In a field near our house there is a large, almost exactly circular crater. Over the years I’d become convinced that it was where a bomb had fallen during the war. There is also a plaque on the wall of a local garden centre commemorating Polish Spitfire pilots who had been killed in a dogfight overhead. But I could never work out why bombs were being dropped this far west of London.
But then I got an answer. This area used to be the centre of the British furniture industry and those skills were required to make the Mosquito bomber, built in a local factory by De Havilland. The Germans had been trying to destroy the factory – hence the bomb craters and the dog fights.
This row of semi-detached houses were built in the thirties and so the owners would likely have been its first. Given the original two up two down configuration possibly a young family with children. The bomb crater is less than a quarter of a mile from our house. It’s a big crater and must have been a big bomb. The bomb blast would almost certainly have taken out all of the windows in the house.
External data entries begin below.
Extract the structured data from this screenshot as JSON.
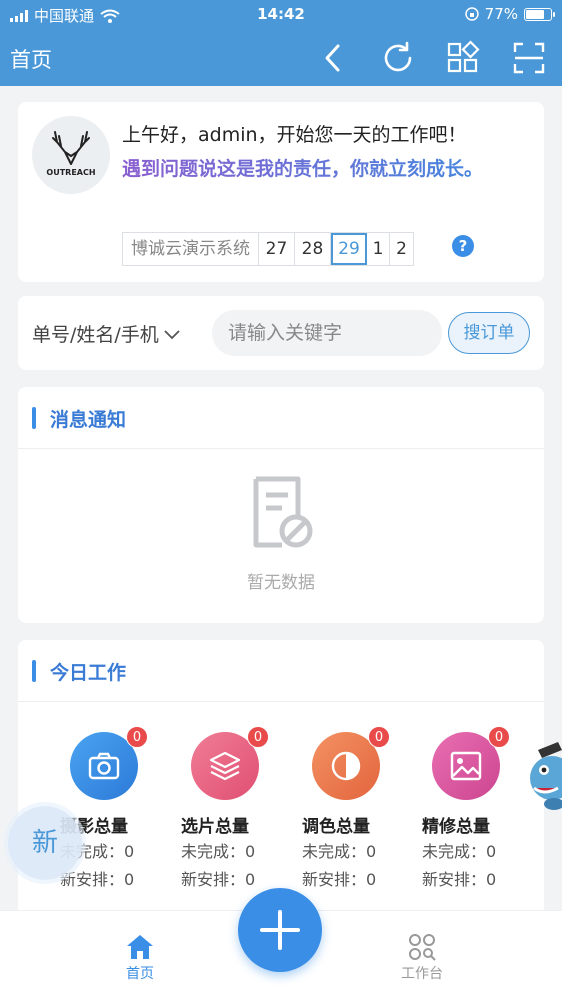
{
  "status_bar": {
    "carrier": "中国联通",
    "time": "14:42",
    "battery": "77%",
    "battery_level": 0.77
  },
  "nav": {
    "title": "首页"
  },
  "greeting": {
    "logo_text": "OUTREACH",
    "line1": "上午好，admin，开始您一天的工作吧！",
    "motto": "遇到问题说这是我的责任，你就立刻成长。",
    "system_name": "博诚云演示系统",
    "days": [
      "27",
      "28",
      "29",
      "1",
      "2"
    ],
    "active_day": "29",
    "help_glyph": "?"
  },
  "search": {
    "filter_label": "单号/姓名/手机",
    "placeholder": "请输入关键字",
    "button": "搜订单"
  },
  "notice": {
    "title": "消息通知",
    "empty_text": "暂无数据"
  },
  "work": {
    "title": "今日工作",
    "stats": [
      {
        "name": "摄影总量",
        "badge": "0",
        "line1": "未完成：0",
        "line2": "新安排：0",
        "icon": "camera-icon",
        "color": "#3a8ee6"
      },
      {
        "name": "选片总量",
        "badge": "0",
        "line1": "未完成：0",
        "line2": "新安排：0",
        "icon": "layers-icon",
        "color": "#e8607e"
      },
      {
        "name": "调色总量",
        "badge": "0",
        "line1": "未完成：0",
        "line2": "新安排：0",
        "icon": "contrast-icon",
        "color": "#ec7a50"
      },
      {
        "name": "精修总量",
        "badge": "0",
        "line1": "未完成：0",
        "line2": "新安排：0",
        "icon": "image-icon",
        "color": "#d9559c"
      }
    ]
  },
  "fab_new": "新",
  "tabbar": {
    "home": "首页",
    "workbench": "工作台"
  }
}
I often think of the family sitting in here, terrified, during the raid. I will be thinking of them today and of the relief they must have felt when it was all over.